  1. The quote about the impossible becoming possible caught my attention to. This week's reading wasn't quite such hard work for me.

  2. I also commented on Chalcedite - I still don't know what it means and thought I had missed something. We are having to work as readers but if I hadn't been part of the Readalong it's more than possible that I wouldn't have persisted. I am now glad that I have.

  3. One of the best things about doing this readalong is reading other people's reactions and how that impacts on my thoughts and interpretations of what I'm reading. I really love the writing and have become attached to the characters and what happens to them, even the ones I don't like at all! Looking forward to reading your final thoughts next week :-)
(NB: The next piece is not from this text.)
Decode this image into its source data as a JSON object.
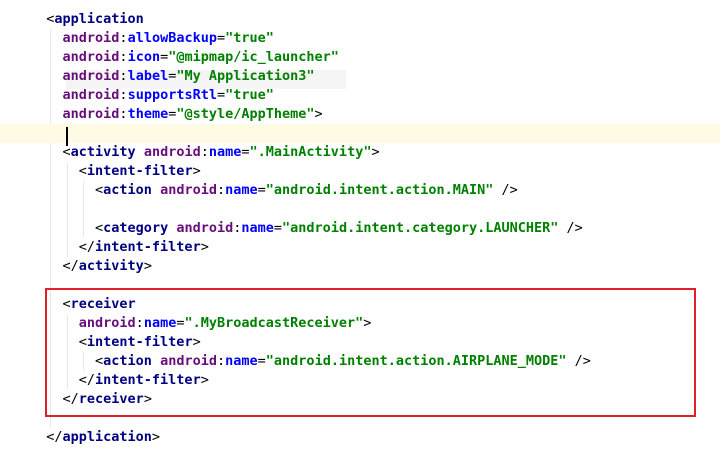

  4. Notes on the Wizard system: At Kyneton, Victoria, 'Kyneton Lodge' at 29 Donnithorne Street has
    pneumatic switches of the sort used in gas installations, and fine tubing connected to
    them suggests that they were for the Gloria or a similar system.
    Another product, which seems to have been similar to the Gloria, was the '"Wizard"
    hollow wire lighting and cooking system', details of which were published by Mayes
    in 1927:
    Benzine or petrol vapour is conducted from a "Compressor" through a fine
    copper tube or wire to the different positions of house required, using special
    burners and mantles, and cost from £50 to £60 upwards to instal; upkeep, 2/-
    per week average, 20 light machine. The cost of installation is extremely low
    and the upkeep much less than electricity, coal, gas, acetylene or kerosene.
    It was claimed to be suitable for cooking stoves or gas rings, and to have been made
    in Australia and designed for local climatic conditions,163 but it was in fact
    manufactured in England. The company had on office or agency in Flinders Lane,
    Melbourne.164 A Wizard cylinder and other equipment survive at 'The Hermitage',
    Barnawartha, Victoria.165 The cylinder is branded: